Data records for software interfaces:
#####
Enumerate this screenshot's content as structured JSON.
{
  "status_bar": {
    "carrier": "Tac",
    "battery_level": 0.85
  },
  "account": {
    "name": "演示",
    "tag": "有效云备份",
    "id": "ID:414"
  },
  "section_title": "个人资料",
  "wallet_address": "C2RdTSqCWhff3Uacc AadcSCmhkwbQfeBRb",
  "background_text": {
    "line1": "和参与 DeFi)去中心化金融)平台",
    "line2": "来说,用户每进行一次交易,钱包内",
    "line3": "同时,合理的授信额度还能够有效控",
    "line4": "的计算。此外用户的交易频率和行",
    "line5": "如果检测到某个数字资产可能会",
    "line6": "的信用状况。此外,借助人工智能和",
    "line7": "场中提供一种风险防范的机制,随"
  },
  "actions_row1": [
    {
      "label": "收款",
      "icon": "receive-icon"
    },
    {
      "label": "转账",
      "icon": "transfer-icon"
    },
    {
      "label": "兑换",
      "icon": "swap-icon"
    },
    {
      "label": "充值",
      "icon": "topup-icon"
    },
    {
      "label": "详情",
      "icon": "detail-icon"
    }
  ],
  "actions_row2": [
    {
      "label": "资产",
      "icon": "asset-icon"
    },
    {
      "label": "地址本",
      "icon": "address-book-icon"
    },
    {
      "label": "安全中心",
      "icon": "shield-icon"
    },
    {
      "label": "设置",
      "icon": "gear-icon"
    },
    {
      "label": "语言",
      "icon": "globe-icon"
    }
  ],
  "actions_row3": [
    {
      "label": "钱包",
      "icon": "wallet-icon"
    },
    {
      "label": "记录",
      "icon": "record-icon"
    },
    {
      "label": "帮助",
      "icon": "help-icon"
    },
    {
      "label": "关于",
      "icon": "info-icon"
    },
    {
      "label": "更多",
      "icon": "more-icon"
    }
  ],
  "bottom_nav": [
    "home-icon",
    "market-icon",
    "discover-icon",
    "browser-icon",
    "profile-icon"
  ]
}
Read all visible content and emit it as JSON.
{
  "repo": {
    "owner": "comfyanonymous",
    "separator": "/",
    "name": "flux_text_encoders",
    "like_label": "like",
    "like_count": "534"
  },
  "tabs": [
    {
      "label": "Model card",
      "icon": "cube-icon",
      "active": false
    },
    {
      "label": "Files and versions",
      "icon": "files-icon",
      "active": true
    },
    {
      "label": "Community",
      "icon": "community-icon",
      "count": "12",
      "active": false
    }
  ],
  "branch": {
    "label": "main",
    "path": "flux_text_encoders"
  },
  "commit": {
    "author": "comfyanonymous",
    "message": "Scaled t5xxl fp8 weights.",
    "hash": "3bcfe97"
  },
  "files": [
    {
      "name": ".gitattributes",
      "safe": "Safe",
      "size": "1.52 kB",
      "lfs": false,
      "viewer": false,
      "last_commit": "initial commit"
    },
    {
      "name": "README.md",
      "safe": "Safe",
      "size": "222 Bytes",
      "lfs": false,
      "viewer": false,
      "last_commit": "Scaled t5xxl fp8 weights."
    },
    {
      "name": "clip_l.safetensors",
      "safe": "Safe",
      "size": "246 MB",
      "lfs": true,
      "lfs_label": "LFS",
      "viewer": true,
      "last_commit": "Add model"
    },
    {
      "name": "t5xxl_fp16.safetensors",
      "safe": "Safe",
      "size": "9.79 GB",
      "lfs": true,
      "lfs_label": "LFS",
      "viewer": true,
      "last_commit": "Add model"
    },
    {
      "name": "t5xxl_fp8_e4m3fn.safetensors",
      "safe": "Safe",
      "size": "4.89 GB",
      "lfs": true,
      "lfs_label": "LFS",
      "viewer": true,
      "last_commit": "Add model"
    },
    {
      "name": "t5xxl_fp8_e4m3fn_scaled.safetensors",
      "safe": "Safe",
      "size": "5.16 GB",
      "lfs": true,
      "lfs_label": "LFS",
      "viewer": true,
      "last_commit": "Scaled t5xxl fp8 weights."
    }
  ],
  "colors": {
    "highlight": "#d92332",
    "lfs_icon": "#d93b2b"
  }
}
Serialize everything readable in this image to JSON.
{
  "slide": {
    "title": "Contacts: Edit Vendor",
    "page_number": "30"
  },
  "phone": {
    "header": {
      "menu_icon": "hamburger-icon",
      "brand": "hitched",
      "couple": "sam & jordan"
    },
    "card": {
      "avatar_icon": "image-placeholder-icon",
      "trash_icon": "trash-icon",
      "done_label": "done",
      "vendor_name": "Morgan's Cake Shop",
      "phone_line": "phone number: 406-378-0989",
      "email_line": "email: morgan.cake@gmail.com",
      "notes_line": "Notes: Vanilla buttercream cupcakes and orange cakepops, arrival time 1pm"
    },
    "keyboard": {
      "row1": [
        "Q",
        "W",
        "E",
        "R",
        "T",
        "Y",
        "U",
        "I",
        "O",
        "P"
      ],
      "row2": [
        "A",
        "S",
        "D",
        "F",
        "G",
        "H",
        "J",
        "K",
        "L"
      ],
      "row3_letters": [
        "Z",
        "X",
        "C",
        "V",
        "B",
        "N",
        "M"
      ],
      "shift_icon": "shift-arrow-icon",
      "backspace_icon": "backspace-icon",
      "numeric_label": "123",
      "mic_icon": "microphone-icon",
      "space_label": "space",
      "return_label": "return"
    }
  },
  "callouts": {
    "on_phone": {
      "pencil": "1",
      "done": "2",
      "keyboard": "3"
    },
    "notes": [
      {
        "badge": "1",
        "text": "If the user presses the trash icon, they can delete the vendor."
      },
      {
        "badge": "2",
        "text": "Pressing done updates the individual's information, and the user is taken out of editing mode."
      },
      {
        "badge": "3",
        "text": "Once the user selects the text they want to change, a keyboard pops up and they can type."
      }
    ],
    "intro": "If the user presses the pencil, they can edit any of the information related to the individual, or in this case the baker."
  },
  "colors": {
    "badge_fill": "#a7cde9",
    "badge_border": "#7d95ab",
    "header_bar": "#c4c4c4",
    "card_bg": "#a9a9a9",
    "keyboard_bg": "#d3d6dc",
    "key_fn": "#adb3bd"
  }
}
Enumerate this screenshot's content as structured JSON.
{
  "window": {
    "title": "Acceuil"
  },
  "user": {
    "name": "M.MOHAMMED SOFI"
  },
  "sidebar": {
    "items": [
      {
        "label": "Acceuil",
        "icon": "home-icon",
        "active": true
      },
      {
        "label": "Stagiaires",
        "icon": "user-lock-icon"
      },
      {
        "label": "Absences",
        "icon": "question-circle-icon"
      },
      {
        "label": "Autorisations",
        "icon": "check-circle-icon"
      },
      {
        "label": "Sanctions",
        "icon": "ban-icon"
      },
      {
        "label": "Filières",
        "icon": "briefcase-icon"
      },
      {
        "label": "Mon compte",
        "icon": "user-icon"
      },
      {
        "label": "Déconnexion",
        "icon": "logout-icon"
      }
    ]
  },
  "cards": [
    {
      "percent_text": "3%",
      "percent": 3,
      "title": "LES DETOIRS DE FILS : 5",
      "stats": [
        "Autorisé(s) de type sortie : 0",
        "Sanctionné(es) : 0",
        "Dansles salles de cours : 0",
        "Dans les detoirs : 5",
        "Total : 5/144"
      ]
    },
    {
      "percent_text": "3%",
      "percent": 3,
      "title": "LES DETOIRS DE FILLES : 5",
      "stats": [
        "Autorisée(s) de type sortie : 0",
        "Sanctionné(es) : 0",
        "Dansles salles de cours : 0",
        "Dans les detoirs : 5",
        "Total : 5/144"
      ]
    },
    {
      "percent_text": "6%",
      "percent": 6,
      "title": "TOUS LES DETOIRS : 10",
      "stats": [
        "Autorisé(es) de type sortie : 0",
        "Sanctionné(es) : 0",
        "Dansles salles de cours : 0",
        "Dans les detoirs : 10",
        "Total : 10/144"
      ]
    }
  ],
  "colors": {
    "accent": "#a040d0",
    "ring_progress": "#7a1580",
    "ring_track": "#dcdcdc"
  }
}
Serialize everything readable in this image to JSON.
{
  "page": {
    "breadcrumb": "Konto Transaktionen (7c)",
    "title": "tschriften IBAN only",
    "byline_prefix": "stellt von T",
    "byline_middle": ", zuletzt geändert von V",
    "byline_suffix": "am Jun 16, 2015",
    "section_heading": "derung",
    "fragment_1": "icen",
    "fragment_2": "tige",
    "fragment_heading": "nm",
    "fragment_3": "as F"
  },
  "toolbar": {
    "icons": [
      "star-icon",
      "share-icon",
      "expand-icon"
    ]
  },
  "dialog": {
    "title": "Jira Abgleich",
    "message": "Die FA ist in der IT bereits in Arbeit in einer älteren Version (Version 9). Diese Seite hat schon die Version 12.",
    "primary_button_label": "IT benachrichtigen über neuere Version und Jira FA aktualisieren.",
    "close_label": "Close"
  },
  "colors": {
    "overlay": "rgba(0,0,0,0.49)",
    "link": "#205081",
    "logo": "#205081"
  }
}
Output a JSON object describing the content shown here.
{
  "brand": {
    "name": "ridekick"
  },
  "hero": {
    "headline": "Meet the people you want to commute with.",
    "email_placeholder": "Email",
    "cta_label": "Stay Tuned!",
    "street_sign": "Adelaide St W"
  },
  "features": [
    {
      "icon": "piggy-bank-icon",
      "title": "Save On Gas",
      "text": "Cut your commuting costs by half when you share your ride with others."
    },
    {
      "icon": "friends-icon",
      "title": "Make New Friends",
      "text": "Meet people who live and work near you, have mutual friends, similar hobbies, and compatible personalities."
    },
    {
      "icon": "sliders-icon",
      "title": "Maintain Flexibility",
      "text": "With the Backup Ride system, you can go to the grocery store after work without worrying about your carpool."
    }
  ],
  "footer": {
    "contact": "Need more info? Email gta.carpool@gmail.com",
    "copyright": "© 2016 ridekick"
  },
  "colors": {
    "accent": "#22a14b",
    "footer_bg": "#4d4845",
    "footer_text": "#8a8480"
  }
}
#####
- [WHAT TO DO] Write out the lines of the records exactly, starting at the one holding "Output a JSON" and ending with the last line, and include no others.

- [ANSWER BELOW]
Output a JSON object describing the content shown here.
{
  "brand": {
    "name": "ridekick"
  },
  "hero": {
    "headline": "Meet the people you want to commute with.",
    "email_placeholder": "Email",
    "cta_label": "Stay Tuned!",
    "street_sign": "Adelaide St W"
  },
  "features": [
    {
      "icon": "piggy-bank-icon",
      "title": "Save On Gas",
      "text": "Cut your commuting costs by half when you share your ride with others."
    },
    {
      "icon": "friends-icon",
      "title": "Make New Friends",
      "text": "Meet people who live and work near you, have mutual friends, similar hobbies, and compatible personalities."
    },
    {
      "icon": "sliders-icon",
      "title": "Maintain Flexibility",
      "text": "With the Backup Ride system, you can go to the grocery store after work without worrying about your carpool."
    }
  ],
  "footer": {
    "contact": "Need more info? Email gta.carpool@gmail.com",
    "copyright": "© 2016 ridekick"
  },
  "colors": {
    "accent": "#22a14b",
    "footer_bg": "#4d4845",
    "footer_text": "#8a8480"
  }
}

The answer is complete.